RIO RANCHO, N.M. (AP) — A campaign inspired by the Rev. Martin Luther King Jr.'s last organizing effort says new data suggest low-income voters in key states could swing some U.S. Senate races. The Poor People's Campaign coalition of activists and union and religious leaders said Tuesday it's using the data to pressure candidates to focus on poverty and encourage poor and low-income people in 13 states to register to vote. The study by Columbia School of Social Work assistant professor Robert Paul Hartley found that low-income eligible non-voters make up about one-fifth of the electorate in states like Arkansas, Kentucky, Mississippi, and New Mexico. 

  • Meetings canceled as New Mexico agency stretches resources

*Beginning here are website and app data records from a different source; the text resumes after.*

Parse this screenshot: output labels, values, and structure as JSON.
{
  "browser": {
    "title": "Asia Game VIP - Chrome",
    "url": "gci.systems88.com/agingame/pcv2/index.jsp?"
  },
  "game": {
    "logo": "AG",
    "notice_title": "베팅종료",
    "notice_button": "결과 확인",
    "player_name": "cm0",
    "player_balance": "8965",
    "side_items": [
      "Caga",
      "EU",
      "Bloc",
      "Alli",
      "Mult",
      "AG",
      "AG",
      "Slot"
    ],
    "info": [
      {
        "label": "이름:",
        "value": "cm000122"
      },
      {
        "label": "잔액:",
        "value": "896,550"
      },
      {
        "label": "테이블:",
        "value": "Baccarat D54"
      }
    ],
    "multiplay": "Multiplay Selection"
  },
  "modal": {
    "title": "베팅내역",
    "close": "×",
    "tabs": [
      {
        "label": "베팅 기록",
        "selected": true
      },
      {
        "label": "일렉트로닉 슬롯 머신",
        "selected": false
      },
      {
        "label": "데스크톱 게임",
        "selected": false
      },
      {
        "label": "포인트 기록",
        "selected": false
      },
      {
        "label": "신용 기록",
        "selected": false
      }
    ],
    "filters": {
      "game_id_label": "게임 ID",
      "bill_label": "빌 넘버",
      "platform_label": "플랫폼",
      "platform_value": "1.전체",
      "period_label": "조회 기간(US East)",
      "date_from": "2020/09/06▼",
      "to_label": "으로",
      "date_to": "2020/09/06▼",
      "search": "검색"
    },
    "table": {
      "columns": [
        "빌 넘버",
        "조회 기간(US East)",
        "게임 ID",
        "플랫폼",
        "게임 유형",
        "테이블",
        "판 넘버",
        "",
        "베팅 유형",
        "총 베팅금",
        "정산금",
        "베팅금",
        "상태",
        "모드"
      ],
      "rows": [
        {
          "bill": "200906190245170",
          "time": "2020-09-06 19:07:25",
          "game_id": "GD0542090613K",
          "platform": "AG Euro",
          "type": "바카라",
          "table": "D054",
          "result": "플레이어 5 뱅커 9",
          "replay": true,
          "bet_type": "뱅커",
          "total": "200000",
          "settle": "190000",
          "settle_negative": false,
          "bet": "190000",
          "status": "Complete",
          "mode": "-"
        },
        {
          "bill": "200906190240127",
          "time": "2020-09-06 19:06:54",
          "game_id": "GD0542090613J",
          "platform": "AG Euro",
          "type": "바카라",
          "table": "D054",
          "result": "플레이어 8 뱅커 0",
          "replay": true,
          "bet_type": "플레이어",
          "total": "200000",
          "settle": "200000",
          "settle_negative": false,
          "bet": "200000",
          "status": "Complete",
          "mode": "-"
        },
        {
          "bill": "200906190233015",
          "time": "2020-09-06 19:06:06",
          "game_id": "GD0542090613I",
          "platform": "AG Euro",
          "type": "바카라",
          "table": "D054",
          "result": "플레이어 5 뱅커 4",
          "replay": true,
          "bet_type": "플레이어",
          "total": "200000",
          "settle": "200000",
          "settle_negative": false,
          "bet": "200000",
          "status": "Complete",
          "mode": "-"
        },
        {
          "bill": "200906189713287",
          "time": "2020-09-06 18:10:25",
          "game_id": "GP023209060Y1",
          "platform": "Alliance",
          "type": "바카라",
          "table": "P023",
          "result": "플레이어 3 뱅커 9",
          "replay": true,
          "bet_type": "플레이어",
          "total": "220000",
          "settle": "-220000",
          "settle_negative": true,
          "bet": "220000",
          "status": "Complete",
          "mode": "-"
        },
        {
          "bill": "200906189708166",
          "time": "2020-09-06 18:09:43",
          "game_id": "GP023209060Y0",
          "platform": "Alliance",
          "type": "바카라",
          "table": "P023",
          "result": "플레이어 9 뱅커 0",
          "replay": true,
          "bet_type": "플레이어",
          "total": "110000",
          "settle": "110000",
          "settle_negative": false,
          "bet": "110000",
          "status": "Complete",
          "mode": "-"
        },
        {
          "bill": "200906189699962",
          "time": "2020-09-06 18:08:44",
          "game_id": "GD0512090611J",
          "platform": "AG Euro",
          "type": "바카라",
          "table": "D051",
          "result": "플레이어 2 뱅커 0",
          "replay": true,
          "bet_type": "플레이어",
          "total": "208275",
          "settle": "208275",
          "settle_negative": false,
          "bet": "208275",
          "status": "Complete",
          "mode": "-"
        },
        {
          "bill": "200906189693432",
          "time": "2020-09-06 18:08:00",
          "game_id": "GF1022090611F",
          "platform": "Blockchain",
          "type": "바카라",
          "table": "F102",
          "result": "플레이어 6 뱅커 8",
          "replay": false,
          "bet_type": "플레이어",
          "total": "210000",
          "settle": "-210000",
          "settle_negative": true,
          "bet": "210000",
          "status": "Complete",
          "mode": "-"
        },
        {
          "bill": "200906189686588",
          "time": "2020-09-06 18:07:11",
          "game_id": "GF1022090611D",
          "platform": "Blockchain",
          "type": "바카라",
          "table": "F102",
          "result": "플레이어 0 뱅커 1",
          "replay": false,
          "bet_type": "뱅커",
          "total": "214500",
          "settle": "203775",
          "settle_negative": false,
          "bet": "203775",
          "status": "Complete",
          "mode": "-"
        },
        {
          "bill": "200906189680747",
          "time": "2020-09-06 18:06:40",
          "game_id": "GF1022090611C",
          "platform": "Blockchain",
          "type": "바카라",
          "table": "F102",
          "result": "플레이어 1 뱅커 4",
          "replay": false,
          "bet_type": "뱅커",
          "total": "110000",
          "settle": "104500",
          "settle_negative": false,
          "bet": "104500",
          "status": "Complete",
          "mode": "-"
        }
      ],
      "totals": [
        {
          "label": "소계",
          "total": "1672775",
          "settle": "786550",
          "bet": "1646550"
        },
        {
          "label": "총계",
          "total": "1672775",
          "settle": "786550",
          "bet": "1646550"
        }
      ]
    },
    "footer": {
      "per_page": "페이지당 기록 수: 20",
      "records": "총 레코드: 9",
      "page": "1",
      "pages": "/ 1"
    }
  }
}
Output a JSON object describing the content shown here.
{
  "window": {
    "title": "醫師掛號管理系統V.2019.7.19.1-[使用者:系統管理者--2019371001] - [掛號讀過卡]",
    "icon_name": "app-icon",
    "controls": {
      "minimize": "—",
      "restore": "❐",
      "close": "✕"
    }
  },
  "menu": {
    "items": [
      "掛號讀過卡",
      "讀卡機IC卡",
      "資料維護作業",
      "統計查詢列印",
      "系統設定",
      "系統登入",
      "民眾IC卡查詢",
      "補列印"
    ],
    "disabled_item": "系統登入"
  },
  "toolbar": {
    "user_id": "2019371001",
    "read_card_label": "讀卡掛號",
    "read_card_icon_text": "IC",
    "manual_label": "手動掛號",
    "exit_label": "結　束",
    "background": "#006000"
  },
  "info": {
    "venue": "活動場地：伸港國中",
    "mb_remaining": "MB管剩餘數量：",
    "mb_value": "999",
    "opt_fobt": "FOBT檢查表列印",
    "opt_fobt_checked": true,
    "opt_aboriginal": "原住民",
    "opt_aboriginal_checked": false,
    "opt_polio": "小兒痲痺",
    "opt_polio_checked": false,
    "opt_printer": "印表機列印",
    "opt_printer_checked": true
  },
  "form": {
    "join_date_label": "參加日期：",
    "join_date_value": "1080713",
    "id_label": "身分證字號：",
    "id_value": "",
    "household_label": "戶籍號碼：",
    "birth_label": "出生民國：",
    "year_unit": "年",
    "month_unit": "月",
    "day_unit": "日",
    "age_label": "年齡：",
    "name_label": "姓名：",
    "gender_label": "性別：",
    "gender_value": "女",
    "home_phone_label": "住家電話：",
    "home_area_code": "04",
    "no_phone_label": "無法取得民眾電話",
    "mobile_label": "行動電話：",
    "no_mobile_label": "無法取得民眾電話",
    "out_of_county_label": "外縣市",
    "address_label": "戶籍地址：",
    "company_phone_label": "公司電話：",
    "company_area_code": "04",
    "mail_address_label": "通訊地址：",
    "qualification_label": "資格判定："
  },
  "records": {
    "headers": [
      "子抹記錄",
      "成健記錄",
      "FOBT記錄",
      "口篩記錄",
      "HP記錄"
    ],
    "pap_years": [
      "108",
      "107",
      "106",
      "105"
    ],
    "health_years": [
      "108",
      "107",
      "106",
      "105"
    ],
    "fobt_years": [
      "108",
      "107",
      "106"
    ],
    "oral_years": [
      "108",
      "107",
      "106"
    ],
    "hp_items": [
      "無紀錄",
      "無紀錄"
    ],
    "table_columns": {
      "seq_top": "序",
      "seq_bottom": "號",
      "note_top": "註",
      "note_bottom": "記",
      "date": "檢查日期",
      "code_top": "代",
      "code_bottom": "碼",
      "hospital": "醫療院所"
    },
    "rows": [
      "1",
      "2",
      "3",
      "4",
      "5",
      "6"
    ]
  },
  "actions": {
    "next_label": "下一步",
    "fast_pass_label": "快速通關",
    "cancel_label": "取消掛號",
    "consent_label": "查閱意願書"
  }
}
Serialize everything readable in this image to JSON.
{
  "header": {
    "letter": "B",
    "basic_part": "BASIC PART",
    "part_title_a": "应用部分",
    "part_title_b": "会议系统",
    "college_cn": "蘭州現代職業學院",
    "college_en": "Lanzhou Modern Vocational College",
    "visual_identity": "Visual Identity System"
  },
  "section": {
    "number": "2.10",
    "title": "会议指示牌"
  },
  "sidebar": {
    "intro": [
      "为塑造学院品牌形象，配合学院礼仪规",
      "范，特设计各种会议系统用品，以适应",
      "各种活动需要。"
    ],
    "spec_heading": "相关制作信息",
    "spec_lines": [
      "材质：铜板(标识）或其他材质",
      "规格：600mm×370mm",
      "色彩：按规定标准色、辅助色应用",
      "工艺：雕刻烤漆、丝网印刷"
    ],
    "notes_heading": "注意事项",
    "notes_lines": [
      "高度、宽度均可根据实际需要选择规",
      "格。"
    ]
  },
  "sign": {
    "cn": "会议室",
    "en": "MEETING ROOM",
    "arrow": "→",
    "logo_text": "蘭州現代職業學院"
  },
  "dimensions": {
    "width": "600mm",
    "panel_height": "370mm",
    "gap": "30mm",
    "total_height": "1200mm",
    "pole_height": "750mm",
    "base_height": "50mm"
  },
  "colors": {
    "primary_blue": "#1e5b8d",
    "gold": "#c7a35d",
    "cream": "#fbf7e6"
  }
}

ALBUQUERQUE, N.M. (AP) — A panel that oversees water quality and permitting issues across New Mexico has been forced to cancel another meeting. The reason is the state Environment Department doesn't have the staff needed to organize meetings for the boards and commissions under its umbrella. That means it could be September before the Water Quality Control Commission meets again, putting on hold decisions about everything from lower financing rates for rural water projects to enforcement actions against polluters. New Mexico Environment Secretary James Kenney says years of austere budgeting have left his agency in a "deep hole" with few resources in the face of more responsibility.

  • Navajo Nation president asks Trump to commute death sentence

PHOENIX (AP) — Navajo Nation President Jonathan Nez has asked President Donald Trump to commute the death sentence of a Navajo man convicted in the 2001 killing of a fellow tribal member and her 9-year-old granddaughter. Nez cited the tribe's longstanding opposition to the death penalty in a July 31 letter to Trump that asks for Lezmond Mitchell's sentence to be reduced to life in prison. Mitchell is the only Native American on federal death row. Tribal officials and even the victims' family opposed his death penalty, despite the grisly nature of the killings. The U.S. Justice Department declined to comment on the clemency request.

  • Trini Lopez, 1960s-era singer mentored by Sinatra, dies

RIO RANCHO, N.M. (AP) — Trini Lopez, a singer and guitarist who gained fame for his versions of "Lemon Tree" and "If I Had a Hammer" in the 1960s and took his talents to Hollywood, has died. He was 83.  Filmmaker P. David Ebersole confirms that Lopez died Tuesday from complications of COVID-19. Lopez was mentored by Buddy Holly and Frank Sinatra and became an international star, performing in English and Spanish. Unlike Mexican American singers such as Ritchie Valens, Lopez rejected advice to change his name. Lopez crossed over into acting, appearing in the World War II drama "The Dirty Dozen," the comedy "The Phynx" and credits on television's "Adam-12."

  • New Mexico lawmaker resigns, will run for Bernalillo sheriff

RIO RANCHO, N.M (AP) — New Mexico state Rep. Patricio Ruiloba has resigned from his Albuquerque-area seat and says he will run for Bernalillo County sheriff. The Democrat told The Associated Press on Tuesday that he submitted his resignation letter and will begin organizing his campaign. The 53-year-old retired Albuquerque police officer says he has been urged to run for sheriff by residents concerned about rising crime and conflicts between law enforcement and communities of color. Current Democratic Sheriff Manny Gonzales has faced criticism for a rise in deputy shootings and for stalling on requiring deputies to wear body cameras. He cannot seek reelection due to term limits.